* **TASK ITEM**
Although the entries hold pictures, only their words are printed back, exactly as given.
---------- STORED DATA
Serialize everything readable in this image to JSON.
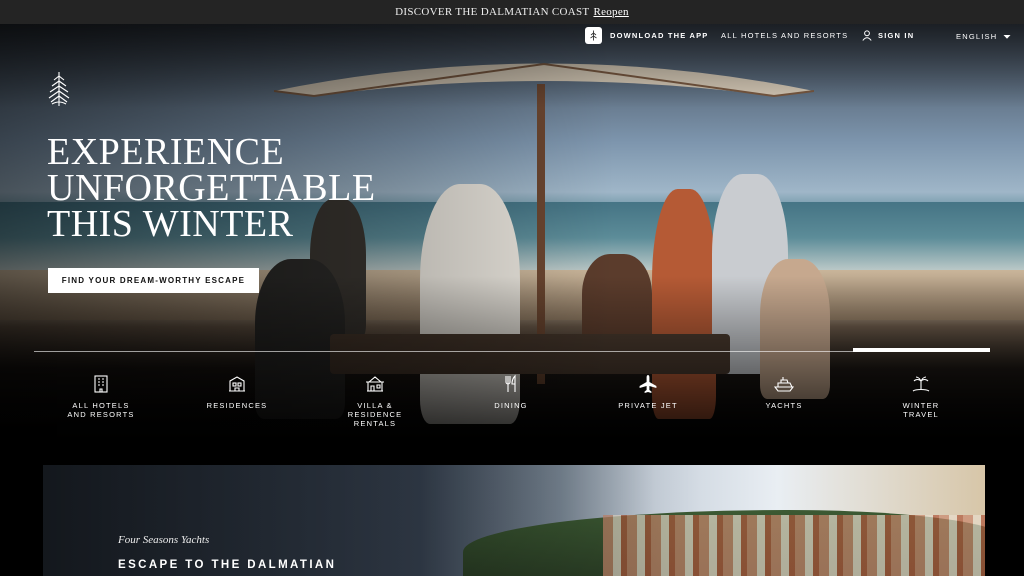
{
  "announcement": {
    "text": "DISCOVER THE DALMATIAN COAST",
    "link": "Reopen"
  },
  "nav": {
    "app": "DOWNLOAD THE APP",
    "all_hotels": "ALL HOTELS AND RESORTS",
    "sign_in": "SIGN IN",
    "language": "ENGLISH"
  },
  "hero": {
    "headline": [
      "EXPERIENCE",
      "UNFORGETTABLE",
      "THIS WINTER"
    ],
    "cta": "FIND YOUR DREAM-WORTHY ESCAPE"
  },
  "categories": [
    {
      "label": "ALL HOTELS\nAND RESORTS",
      "icon": "building-icon"
    },
    {
      "label": "RESIDENCES",
      "icon": "residence-icon"
    },
    {
      "label": "VILLA &\nRESIDENCE\nRENTALS",
      "icon": "villa-icon"
    },
    {
      "label": "DINING",
      "icon": "fork-knife-icon"
    },
    {
      "label": "PRIVATE JET",
      "icon": "plane-icon"
    },
    {
      "label": "YACHTS",
      "icon": "yacht-icon"
    },
    {
      "label": "WINTER\nTRAVEL",
      "icon": "island-icon"
    }
  ],
  "promo": {
    "kicker": "Four Seasons Yachts",
    "title": "ESCAPE TO THE DALMATIAN"
  }
}
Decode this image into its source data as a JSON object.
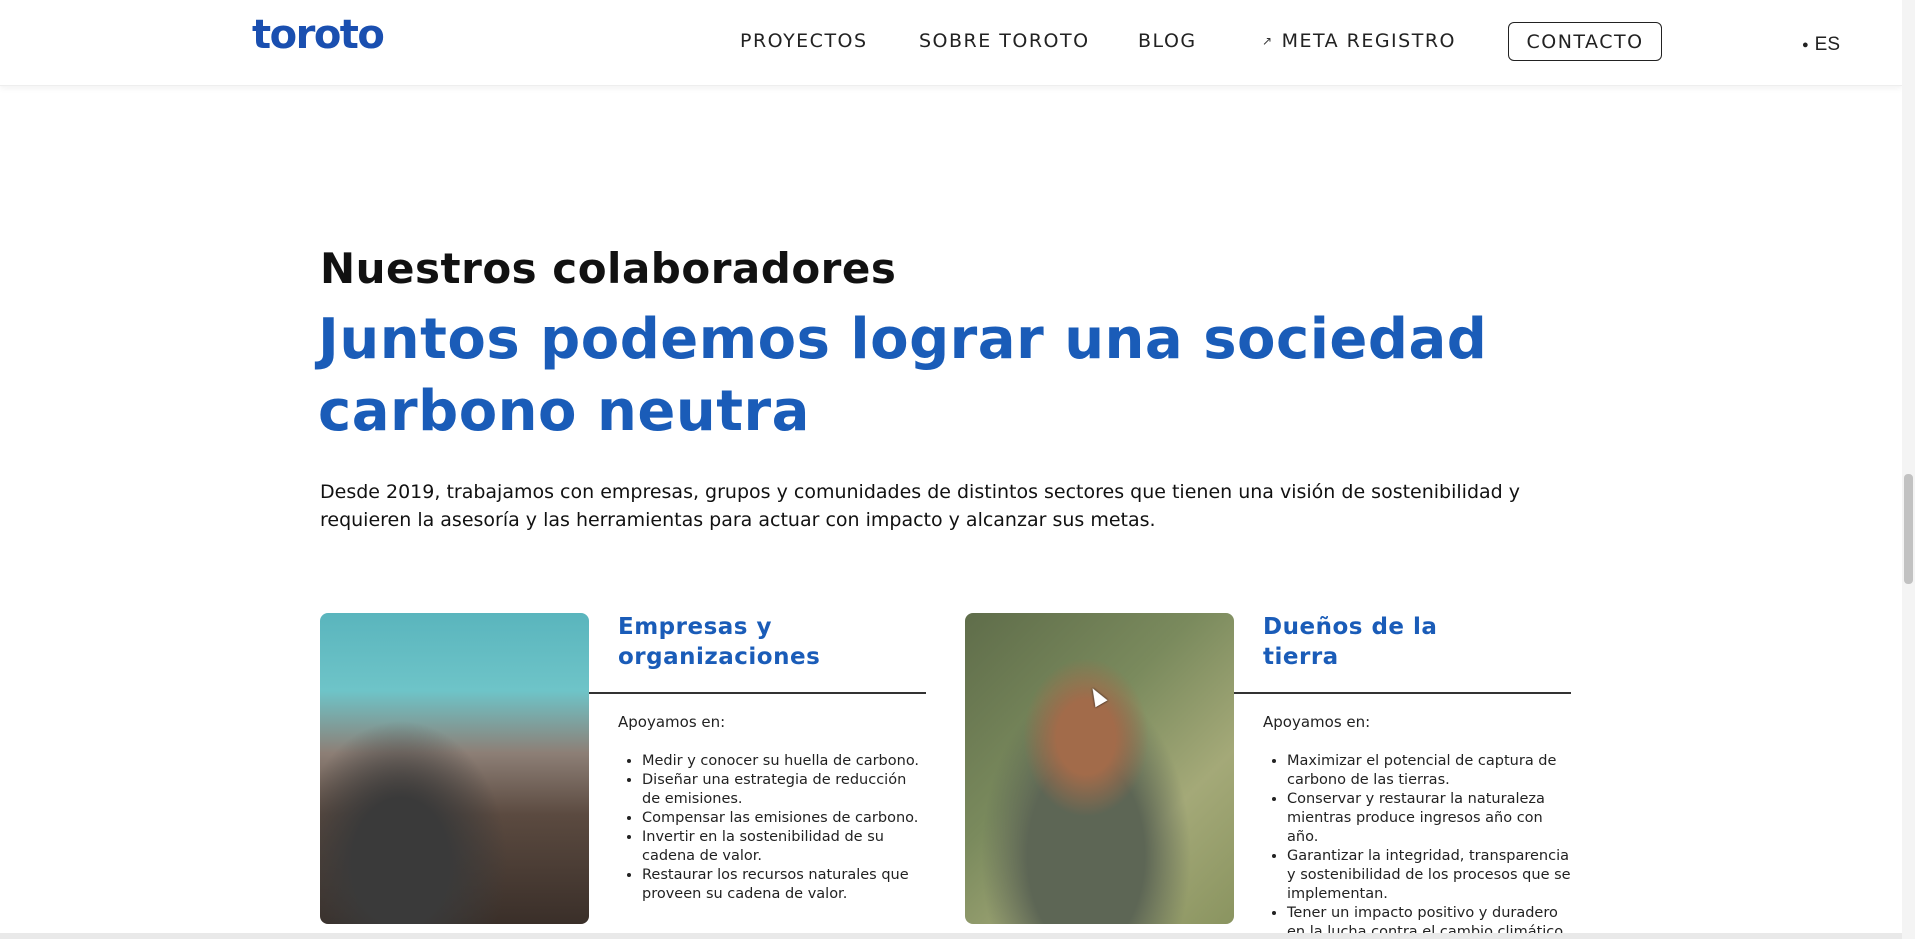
{
  "header": {
    "logo": "toroto",
    "nav": [
      {
        "label": "PROYECTOS"
      },
      {
        "label": "SOBRE TOROTO"
      },
      {
        "label": "BLOG"
      },
      {
        "label": "META REGISTRO",
        "icon": "external-link-icon"
      }
    ],
    "contact_label": "CONTACTO",
    "language": {
      "label": "ES",
      "icon": "chat-bubble-icon"
    }
  },
  "main": {
    "kicker": "Nuestros colaboradores",
    "title": "Juntos podemos lograr una sociedad carbono neutra",
    "description": "Desde 2019, trabajamos con empresas, grupos y comunidades de distintos sectores que tienen una visión de sostenibilidad y requieren la asesoría y las herramientas para actuar con impacto y alcanzar sus metas.",
    "cards": [
      {
        "title": "Empresas y organizaciones",
        "intro": "Apoyamos en:",
        "items": [
          "Medir y conocer su huella de carbono.",
          "Diseñar una estrategia de reducción de emisiones.",
          "Compensar las emisiones de carbono.",
          "Invertir en la sostenibilidad de su cadena de valor.",
          "Restaurar los recursos naturales que proveen su cadena de valor."
        ]
      },
      {
        "title": "Dueños de la tierra",
        "intro": "Apoyamos en:",
        "items": [
          "Maximizar el potencial de captura de carbono de las tierras.",
          "Conservar y restaurar la naturaleza mientras produce ingresos año con año.",
          "Garantizar la integridad, transparencia y sostenibilidad de los procesos que se implementan.",
          "Tener un impacto positivo y duradero en la lucha contra el cambio climático."
        ]
      }
    ]
  },
  "colors": {
    "brand_blue": "#1a5cb8",
    "logo_blue": "#1a4fb0"
  }
}
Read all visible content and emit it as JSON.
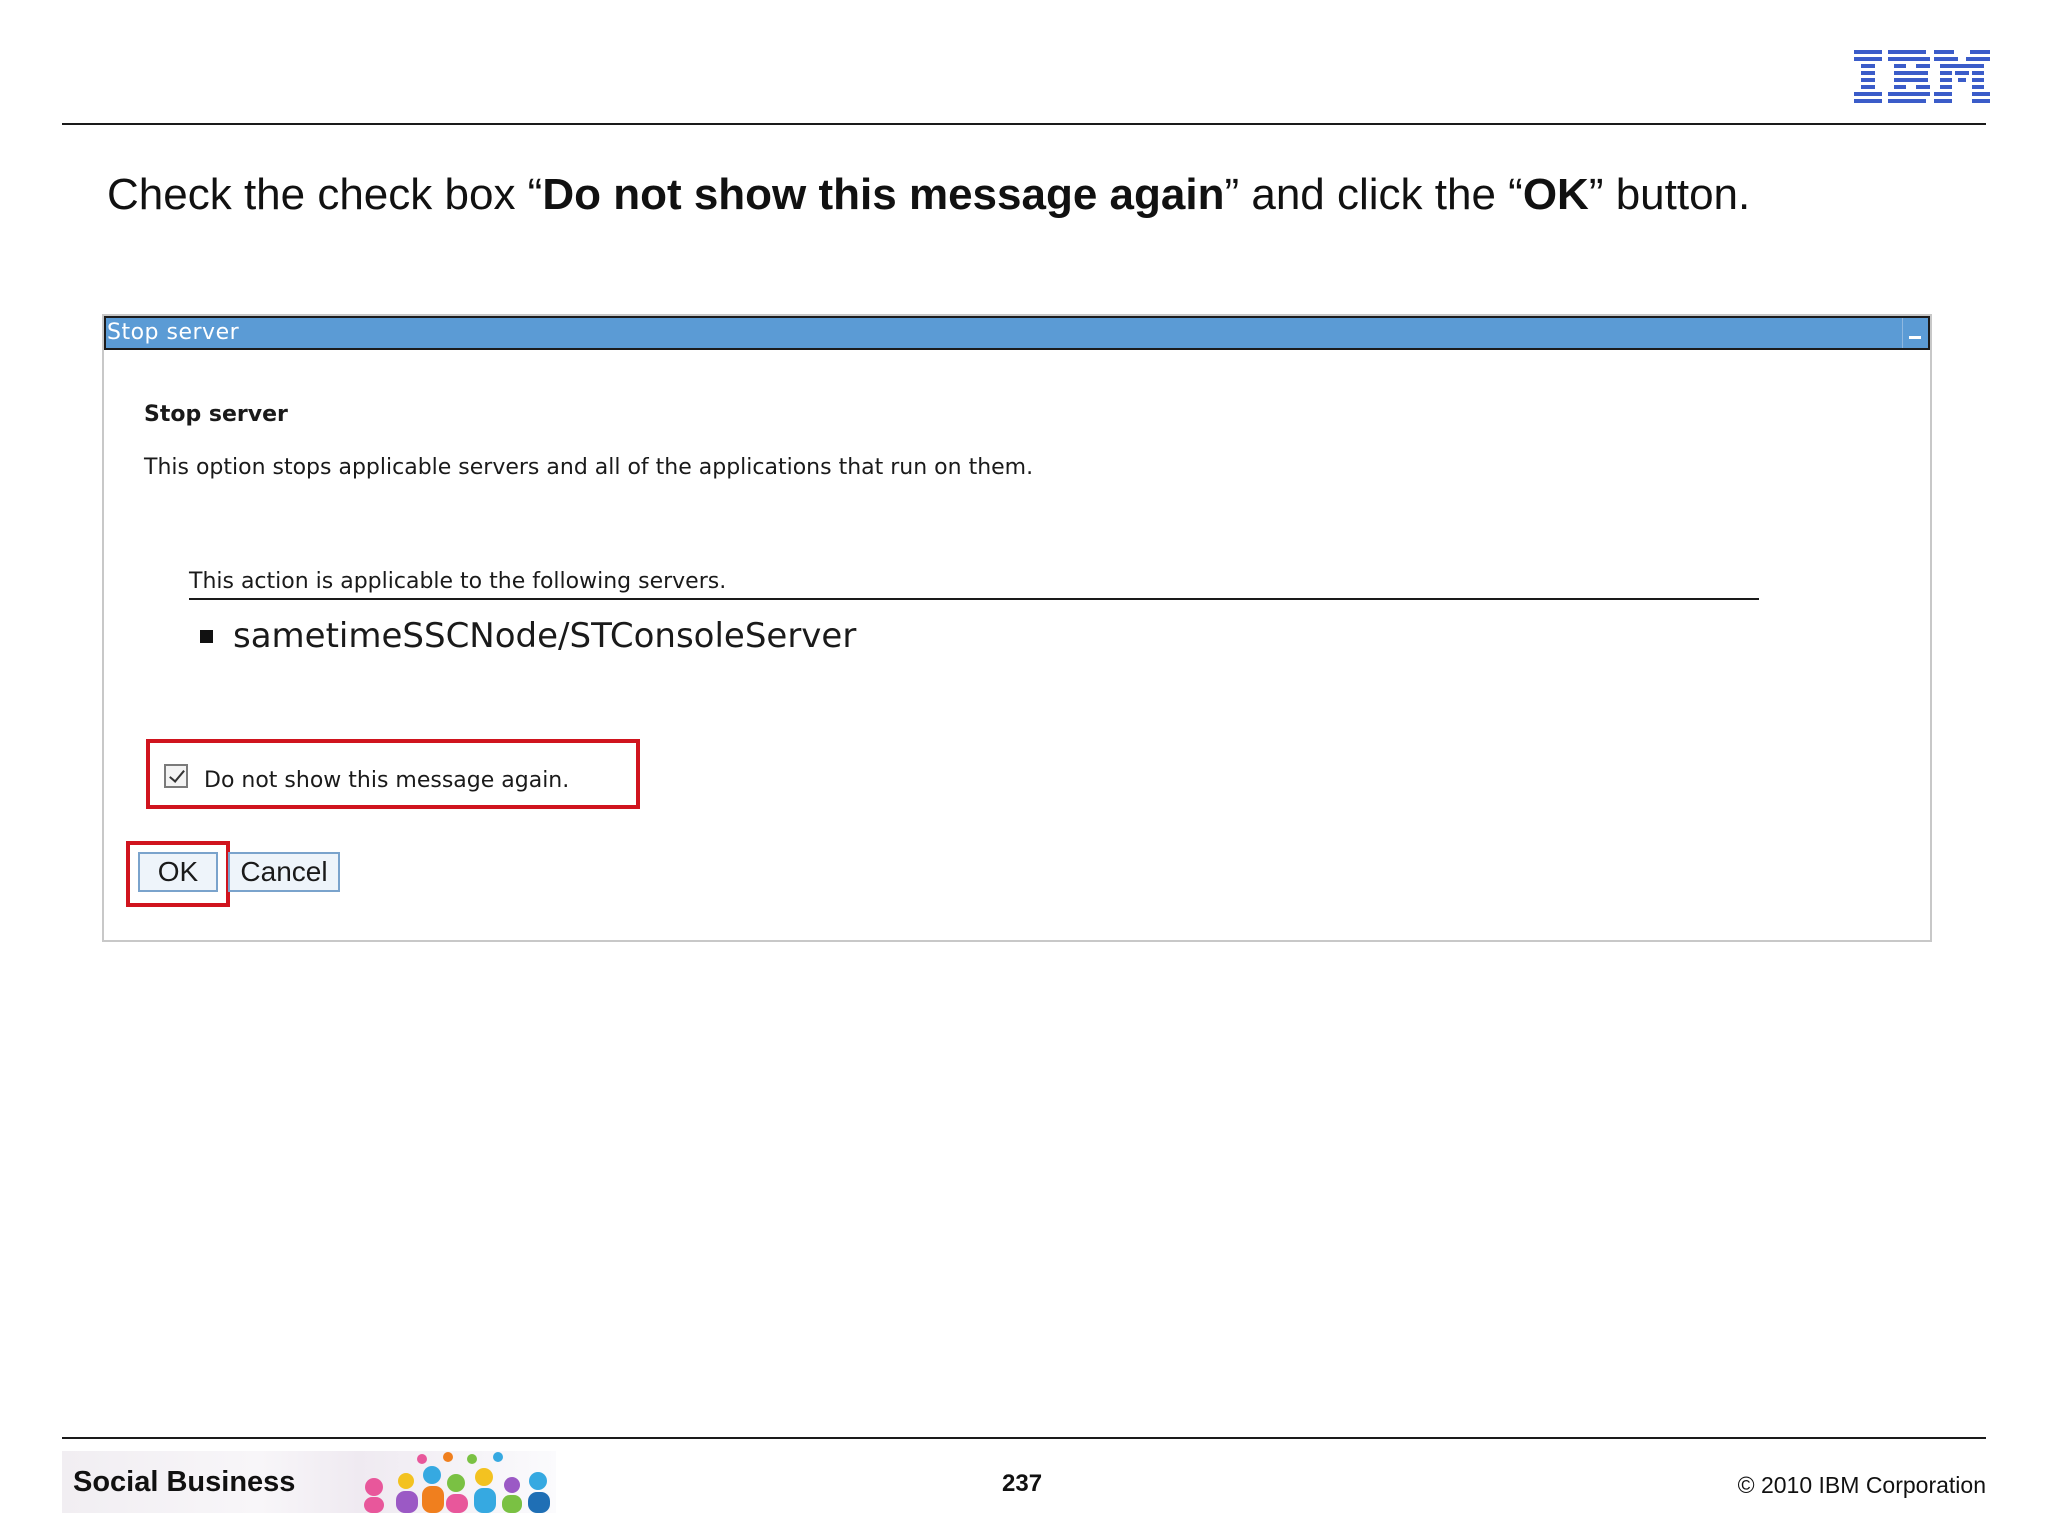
{
  "header": {
    "logo_text": "IBM"
  },
  "instruction": {
    "part1": "Check the check box “",
    "bold1": "Do not show this message again",
    "part2": "” and click the “",
    "bold2": "OK",
    "part3": "” button."
  },
  "dialog": {
    "title": "Stop server",
    "heading": "Stop server",
    "description": "This option stops applicable servers and all of the applications that run on them.",
    "applicable_label": "This action is applicable to the following servers.",
    "servers": [
      "sametimeSSCNode/STConsoleServer"
    ],
    "checkbox_label": "Do not show this message again.",
    "checkbox_checked": true,
    "ok_label": "OK",
    "cancel_label": "Cancel"
  },
  "footer": {
    "brand": "Social Business",
    "page_number": "237",
    "copyright": "© 2010 IBM Corporation"
  },
  "colors": {
    "titlebar": "#5b9bd5",
    "highlight": "#d0141e",
    "ibm_blue": "#3b5cc9"
  }
}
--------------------
* **TASK OUTPUT**
Serialize everything readable in this image to JSON.
{
  "announcement": {
    "text": "DISCOVER THE DALMATIAN COAST",
    "link": "Reopen"
  },
  "nav": {
    "app": "DOWNLOAD THE APP",
    "all_hotels": "ALL HOTELS AND RESORTS",
    "sign_in": "SIGN IN",
    "language": "ENGLISH"
  },
  "hero": {
    "headline": [
      "EXPERIENCE",
      "UNFORGETTABLE",
      "THIS WINTER"
    ],
    "cta": "FIND YOUR DREAM-WORTHY ESCAPE"
  },
  "categories": [
    {
      "label": "ALL HOTELS\nAND RESORTS",
      "icon": "building-icon"
    },
    {
      "label": "RESIDENCES",
      "icon": "residence-icon"
    },
    {
      "label": "VILLA &\nRESIDENCE\nRENTALS",
      "icon": "villa-icon"
    },
    {
      "label": "DINING",
      "icon": "fork-knife-icon"
    },
    {
      "label": "PRIVATE JET",
      "icon": "plane-icon"
    },
    {
      "label": "YACHTS",
      "icon": "yacht-icon"
    },
    {
      "label": "WINTER\nTRAVEL",
      "icon": "island-icon"
    }
  ],
  "promo": {
    "kicker": "Four Seasons Yachts",
    "title": "ESCAPE TO THE DALMATIAN"
  }
}
Decode this image into its source data as a JSON object.
{
  "header": {
    "logo": "toroto",
    "nav": [
      {
        "label": "PROYECTOS"
      },
      {
        "label": "SOBRE TOROTO"
      },
      {
        "label": "BLOG"
      },
      {
        "label": "META REGISTRO",
        "icon": "external-link-icon"
      }
    ],
    "contact_label": "CONTACTO",
    "language": {
      "label": "ES",
      "icon": "chat-bubble-icon"
    }
  },
  "main": {
    "kicker": "Nuestros colaboradores",
    "title": "Juntos podemos lograr una sociedad carbono neutra",
    "description": "Desde 2019, trabajamos con empresas, grupos y comunidades de distintos sectores que tienen una visión de sostenibilidad y requieren la asesoría y las herramientas para actuar con impacto y alcanzar sus metas.",
    "cards": [
      {
        "title": "Empresas y organizaciones",
        "intro": "Apoyamos en:",
        "items": [
          "Medir y conocer su huella de carbono.",
          "Diseñar una estrategia de reducción de emisiones.",
          "Compensar las emisiones de carbono.",
          "Invertir en la sostenibilidad de su cadena de valor.",
          "Restaurar los recursos naturales que proveen su cadena de valor."
        ]
      },
      {
        "title": "Dueños de la tierra",
        "intro": "Apoyamos en:",
        "items": [
          "Maximizar el potencial de captura de carbono de las tierras.",
          "Conservar y restaurar la naturaleza mientras produce ingresos año con año.",
          "Garantizar la integridad, transparencia y sostenibilidad de los procesos que se implementan.",
          "Tener un impacto positivo y duradero en la lucha contra el cambio climático."
        ]
      }
    ]
  },
  "colors": {
    "brand_blue": "#1a5cb8",
    "logo_blue": "#1a4fb0"
  }
}
Read all visible content and emit it as JSON.
{
  "header": {
    "logo_text": "IBM"
  },
  "instruction": {
    "part1": "Check the check box “",
    "bold1": "Do not show this message again",
    "part2": "” and click the “",
    "bold2": "OK",
    "part3": "” button."
  },
  "dialog": {
    "title": "Stop server",
    "heading": "Stop server",
    "description": "This option stops applicable servers and all of the applications that run on them.",
    "applicable_label": "This action is applicable to the following servers.",
    "servers": [
      "sametimeSSCNode/STConsoleServer"
    ],
    "checkbox_label": "Do not show this message again.",
    "checkbox_checked": true,
    "ok_label": "OK",
    "cancel_label": "Cancel"
  },
  "footer": {
    "brand": "Social Business",
    "page_number": "237",
    "copyright": "© 2010 IBM Corporation"
  },
  "colors": {
    "titlebar": "#5b9bd5",
    "highlight": "#d0141e",
    "ibm_blue": "#3b5cc9"
  }
}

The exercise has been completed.